It’s probably safe to say that few classical musicians work harder than Jeffrey Kahane. Best known locally for his decade-long tenure conducting the Santa Rosa Symphony, Kahane until recently managed to hold down two other conducting posts, at the Colorado Symphony Orchestra and the Los Angeles Chamber Orchestra, while maintaining a thriving career as a pianist. (He recently resigned from the Colorado gig.) Now, this multitalented musician is launching a recital tour with British violinist Daniel Hope, which kicks off Feb. 10 at Herbst Theatre in a performance sponsored by San Francisco Performances.
The program combines favorites by Brahms and Franck with lesser-known works by Olivier Messiaen and Erwin Schulhoff — neither of them exactly avant-garde pieces, but both representative of early 20th-century modernist trends. Kahane describes the Messiaen as “still showing the influence of Debussy, but also very recognizably the work of Messiaen, with signature harmonic formations that he was already using. It’s a very compact piece, a wonderful sort of showpiece for both violin and piano. But Messiaen being the spiritual composer he is, the piece never indulges in virtuosity for its own sake.”

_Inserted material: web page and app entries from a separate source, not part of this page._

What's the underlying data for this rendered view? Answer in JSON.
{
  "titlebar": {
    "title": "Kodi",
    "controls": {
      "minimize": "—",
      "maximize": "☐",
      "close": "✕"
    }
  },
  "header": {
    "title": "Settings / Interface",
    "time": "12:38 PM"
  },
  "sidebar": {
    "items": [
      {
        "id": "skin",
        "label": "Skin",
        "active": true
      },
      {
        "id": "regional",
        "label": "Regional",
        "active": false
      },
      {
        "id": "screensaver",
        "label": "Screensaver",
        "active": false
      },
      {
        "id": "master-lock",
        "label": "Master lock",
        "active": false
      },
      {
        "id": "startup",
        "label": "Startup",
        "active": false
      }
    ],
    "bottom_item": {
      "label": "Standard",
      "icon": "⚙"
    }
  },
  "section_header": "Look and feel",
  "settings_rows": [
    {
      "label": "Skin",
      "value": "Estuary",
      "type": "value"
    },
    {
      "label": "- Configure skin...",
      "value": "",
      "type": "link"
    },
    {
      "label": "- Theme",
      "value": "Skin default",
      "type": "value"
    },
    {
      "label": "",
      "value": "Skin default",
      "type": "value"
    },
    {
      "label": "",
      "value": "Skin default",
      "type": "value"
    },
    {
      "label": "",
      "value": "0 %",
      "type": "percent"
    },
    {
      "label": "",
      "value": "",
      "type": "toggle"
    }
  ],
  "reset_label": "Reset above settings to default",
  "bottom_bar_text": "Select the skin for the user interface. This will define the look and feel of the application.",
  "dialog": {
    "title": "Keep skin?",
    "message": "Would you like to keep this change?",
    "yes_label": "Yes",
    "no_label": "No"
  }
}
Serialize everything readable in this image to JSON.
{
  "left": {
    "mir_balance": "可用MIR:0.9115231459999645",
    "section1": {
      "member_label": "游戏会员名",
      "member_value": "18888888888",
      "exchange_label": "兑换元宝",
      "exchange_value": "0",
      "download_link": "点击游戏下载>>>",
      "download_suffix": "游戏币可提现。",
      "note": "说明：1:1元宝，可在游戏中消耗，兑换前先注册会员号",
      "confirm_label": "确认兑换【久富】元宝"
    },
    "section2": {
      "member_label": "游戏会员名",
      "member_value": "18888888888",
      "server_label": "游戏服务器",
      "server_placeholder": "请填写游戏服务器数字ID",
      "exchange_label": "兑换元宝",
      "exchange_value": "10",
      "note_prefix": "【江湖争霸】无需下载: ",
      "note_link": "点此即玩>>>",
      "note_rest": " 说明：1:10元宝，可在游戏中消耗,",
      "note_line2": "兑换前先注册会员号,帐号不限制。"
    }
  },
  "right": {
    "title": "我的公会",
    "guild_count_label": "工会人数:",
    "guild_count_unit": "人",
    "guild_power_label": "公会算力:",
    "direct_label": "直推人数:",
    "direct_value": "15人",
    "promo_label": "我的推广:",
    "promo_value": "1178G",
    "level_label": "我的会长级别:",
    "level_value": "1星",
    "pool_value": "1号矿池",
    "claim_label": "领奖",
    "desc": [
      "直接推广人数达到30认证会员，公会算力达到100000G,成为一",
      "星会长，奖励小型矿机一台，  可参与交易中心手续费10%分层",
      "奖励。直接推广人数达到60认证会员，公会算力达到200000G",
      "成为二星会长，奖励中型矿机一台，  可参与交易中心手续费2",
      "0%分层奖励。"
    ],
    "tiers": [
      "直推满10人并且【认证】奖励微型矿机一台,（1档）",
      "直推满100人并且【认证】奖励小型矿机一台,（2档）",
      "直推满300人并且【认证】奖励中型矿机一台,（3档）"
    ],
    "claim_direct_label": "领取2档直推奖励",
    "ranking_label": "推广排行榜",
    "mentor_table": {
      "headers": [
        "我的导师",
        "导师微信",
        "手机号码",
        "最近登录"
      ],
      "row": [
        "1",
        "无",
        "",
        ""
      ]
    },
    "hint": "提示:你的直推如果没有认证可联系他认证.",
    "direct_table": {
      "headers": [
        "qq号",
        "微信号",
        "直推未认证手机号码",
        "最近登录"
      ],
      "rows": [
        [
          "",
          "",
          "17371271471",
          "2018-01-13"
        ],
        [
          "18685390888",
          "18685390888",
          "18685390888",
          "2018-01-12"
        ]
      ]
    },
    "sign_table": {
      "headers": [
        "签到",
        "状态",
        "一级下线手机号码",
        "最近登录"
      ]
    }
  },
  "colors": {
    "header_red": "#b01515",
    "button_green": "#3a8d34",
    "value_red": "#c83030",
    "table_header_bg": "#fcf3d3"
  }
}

Schulhoff’s tragic life as a Holocaust victim resonates with both Kahane and Hope, who are ardent advocates of his music. “We share a personal connection to this music because both of our families suffered persecution under the Nazi regime,” Kahane remarks. “Schulhoff was a very significant and unusual voice, not only a gifted pianist but a superb jazz player. Although the sonata we’re playing doesn’t sound like jazz, you can hear in the harmonies and textures that Schulhoff knew jazz very well. This is music of great power, very compact and concise.”

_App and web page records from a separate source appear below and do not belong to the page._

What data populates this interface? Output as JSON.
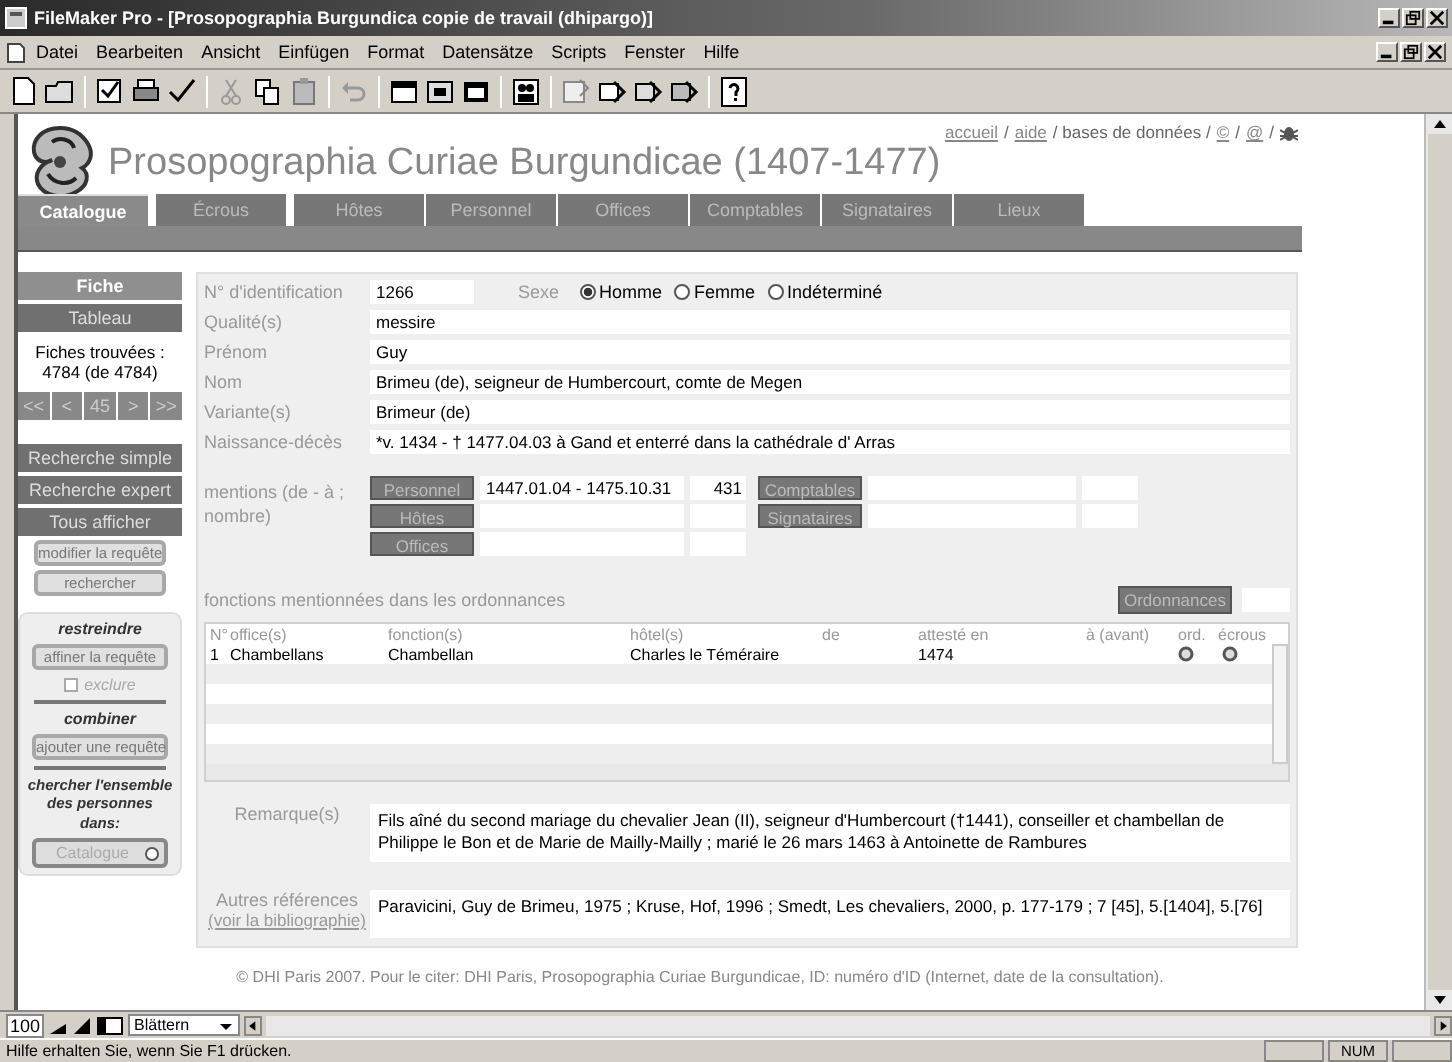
{
  "window": {
    "title": "FileMaker Pro - [Prosopographia Burgundica copie de travail (dhipargo)]"
  },
  "menu": [
    "Datei",
    "Bearbeiten",
    "Ansicht",
    "Einfügen",
    "Format",
    "Datensätze",
    "Scripts",
    "Fenster",
    "Hilfe"
  ],
  "site": {
    "title": "Prosopographia Curiae Burgundicae (1407-1477)",
    "links": [
      {
        "label": "accueil",
        "kind": "link"
      },
      {
        "label": "/",
        "kind": "sep"
      },
      {
        "label": "aide",
        "kind": "link"
      },
      {
        "label": "/ bases de données /",
        "kind": "sep"
      },
      {
        "label": "©",
        "kind": "link"
      },
      {
        "label": "/",
        "kind": "sep"
      },
      {
        "label": "@",
        "kind": "link"
      },
      {
        "label": "/",
        "kind": "sep"
      }
    ]
  },
  "tabs": [
    {
      "label": "Catalogue",
      "selected": true
    },
    {
      "label": "Écrous",
      "selected": false
    },
    {
      "label": "Hôtes",
      "selected": false
    },
    {
      "label": "Personnel",
      "selected": false
    },
    {
      "label": "Offices",
      "selected": false
    },
    {
      "label": "Comptables",
      "selected": false
    },
    {
      "label": "Signataires",
      "selected": false
    },
    {
      "label": "Lieux",
      "selected": false
    }
  ],
  "sidebar": {
    "views": [
      {
        "label": "Fiche",
        "selected": true
      },
      {
        "label": "Tableau",
        "selected": false
      }
    ],
    "found": "Fiches trouvées : 4784 (de 4784)",
    "nav": [
      "<<",
      "<",
      "45",
      ">",
      ">>"
    ],
    "actions": [
      {
        "label": "Recherche simple",
        "disabled": false
      },
      {
        "label": "Recherche expert",
        "disabled": false
      },
      {
        "label": "Tous afficher",
        "disabled": false
      },
      {
        "label": "modifier la requête",
        "disabled": true
      },
      {
        "label": "rechercher",
        "disabled": true
      }
    ],
    "box": [
      {
        "kind": "heading",
        "label": "restreindre"
      },
      {
        "kind": "button",
        "label": "affiner la requête"
      },
      {
        "kind": "checkbox",
        "label": "exclure",
        "checked": false
      },
      {
        "kind": "rule"
      },
      {
        "kind": "heading",
        "label": "combiner"
      },
      {
        "kind": "button",
        "label": "ajouter une requête"
      },
      {
        "kind": "rule"
      },
      {
        "kind": "text",
        "label": "chercher l'ensemble des personnes dans:"
      },
      {
        "kind": "dropdown",
        "label": "Catalogue"
      }
    ]
  },
  "record": {
    "id": {
      "label": "N° d'identification",
      "value": "1266"
    },
    "sexe": {
      "label": "Sexe",
      "options": [
        {
          "label": "Homme",
          "selected": true
        },
        {
          "label": "Femme",
          "selected": false
        },
        {
          "label": "Indéterminé",
          "selected": false
        }
      ]
    },
    "fields": [
      {
        "label": "Qualité(s)",
        "value": "messire"
      },
      {
        "label": "Prénom",
        "value": "Guy"
      },
      {
        "label": "Nom",
        "value": "Brimeu (de), seigneur de Humbercourt, comte de Megen"
      },
      {
        "label": "Variante(s)",
        "value": "Brimeur (de)"
      },
      {
        "label": "Naissance-décès",
        "value": "*v. 1434 - † 1477.04.03 à Gand et enterré dans la cathédrale d' Arras"
      }
    ],
    "mentions": {
      "label": "mentions (de - à ; nombre)",
      "left": [
        {
          "label": "Personnel",
          "range": "1447.01.04 - 1475.10.31",
          "count": "431"
        },
        {
          "label": "Hôtes"
        },
        {
          "label": "Offices"
        }
      ],
      "right": [
        {
          "label": "Comptables"
        },
        {
          "label": "Signataires"
        }
      ]
    },
    "fonctions": {
      "title": "fonctions mentionnées dans les ordonnances",
      "button": "Ordonnances",
      "columns": [
        "N°",
        "office(s)",
        "fonction(s)",
        "hôtel(s)",
        "de",
        "attesté en",
        "à (avant)",
        "ord.",
        "écrous"
      ],
      "rows": [
        {
          "no": "1",
          "office": "Chambellans",
          "fonction": "Chambellan",
          "hotel": "Charles le Téméraire",
          "atteste": "1474"
        }
      ]
    },
    "remarque": {
      "label": "Remarque(s)",
      "value": "Fils aîné du second mariage du chevalier Jean (II), seigneur d'Humbercourt (†1441), conseiller et chambellan de Philippe le Bon et de Marie de Mailly-Mailly ; marié le 26 mars 1463 à Antoinette de Rambures"
    },
    "references": {
      "label": "Autres références",
      "link": "(voir la bibliographie)",
      "value": "Paravicini, Guy de Brimeu, 1975 ; Kruse, Hof, 1996 ; Smedt, Les chevaliers, 2000, p. 177-179 ; 7 [45], 5.[1404], 5.[76]"
    }
  },
  "footer": "© DHI Paris 2007. Pour le citer: DHI Paris, Prosopographia Curiae Burgundicae, ID: numéro d'ID (Internet, date de la consultation).",
  "bottom": {
    "zoom": "100",
    "mode": "Blättern"
  },
  "status": {
    "text": "Hilfe erhalten Sie, wenn Sie F1 drücken.",
    "num": "NUM"
  }
}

Blending the familiar and the unknown comes easily to Kahane and especially to Hope, who has garnered wide notice for his meandering musical journeys from classical to jazz to raga. “Both of us have very eclectic tastes. Daniel has become known for doing an extraordinarily wide range of styles and genres,” Kahane says. “He can do unusual Baroque music, as well as new music. He’s a musician of tremendous curiosity and wonderful intellect, but there’s also a very deep expressiveness and communicativeness.”
Kahane and Hope first collaborated six years ago, when Hope was a featured soloist with the Los Angeles Chamber Orchestra. That program — combining music of Mozart and Alfred Schnittke — “was in and of itself radically different, speaking to the kind of intellectual curiosity [Hope] has,” observes Kahane. A return to Los Angeles last spring prompted the two to plan their current program. “We didn’t set out with an agenda per se, just tossed different pieces back and forth a few times,” he notes. “This is what we came up with: two pieces that are pillars of the repertory for violin and piano, two pieces that are very little known.”

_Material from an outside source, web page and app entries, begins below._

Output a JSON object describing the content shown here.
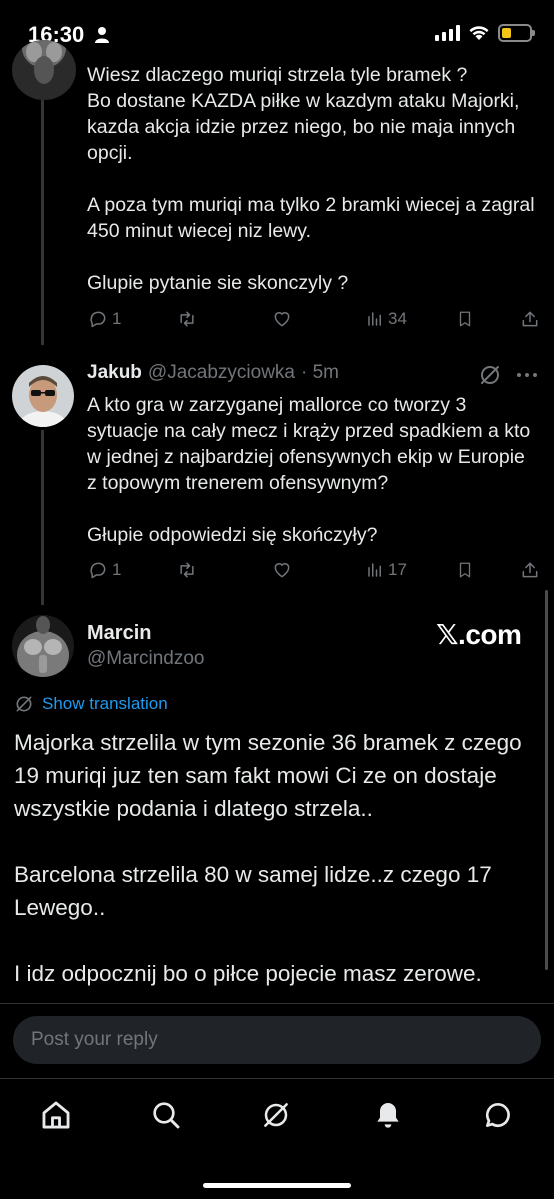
{
  "status_bar": {
    "time": "16:30",
    "battery_level": 0.2,
    "battery_color": "#f5c518"
  },
  "tweet1": {
    "text": "Wiesz dlaczego muriqi strzela tyle bramek ?\nBo dostane KAZDA piłke w kazdym ataku Majorki, kazda akcja idzie przez niego, bo nie maja innych opcji.\n\nA poza tym muriqi ma tylko 2 bramki wiecej a zagral 450 minut wiecej  niz lewy.\n\nGlupie pytanie sie skonczyly ?",
    "replies": "1",
    "views": "34"
  },
  "tweet2": {
    "name": "Jakub",
    "handle": "@Jacabzyciowka",
    "time": "· 5m",
    "text": "A kto gra w zarzyganej mallorce co tworzy 3 sytuacje na cały mecz i krąży przed spadkiem a kto w jednej z najbardziej ofensywnych ekip w Europie z topowym trenerem ofensywnym?\n\nGłupie odpowiedzi się skończyły?",
    "replies": "1",
    "views": "17"
  },
  "main_tweet": {
    "name": "Marcin",
    "handle": "@Marcindzoo",
    "watermark": "𝕏.com",
    "translate_label": "Show translation",
    "text": "Majorka strzelila w tym sezonie 36 bramek z czego 19 muriqi juz ten sam fakt mowi Ci ze on dostaje wszystkie podania i dlatego strzela..\n\nBarcelona strzelila 80 w samej lidze..z czego 17 Lewego..\n\nI idz odpocznij bo o piłce pojecie masz zerowe."
  },
  "reply": {
    "placeholder": "Post your reply"
  },
  "tabbar": {
    "items": [
      {
        "icon": "home-icon"
      },
      {
        "icon": "search-icon"
      },
      {
        "icon": "grok-icon"
      },
      {
        "icon": "notifications-icon"
      },
      {
        "icon": "messages-icon"
      }
    ]
  },
  "colors": {
    "accent": "#1d9bf0",
    "muted": "#71767b",
    "text": "#e7e9ea",
    "background": "#000000"
  }
}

The newfound balance in Kahane’s career between conductor and pianist seems to suit him just fine. “I’m really enjoying what I’m doing right now. I’m still doing a lot of conducting, but this is the first time in some 16 years that I haven’t had two orchestras! So that has opened up a great deal of space that I now have, to spend more time at the piano, and I am playing a lot of repertoire that I played before, but I look forward to learning some pieces I’ve been wanting to learn for a long time.”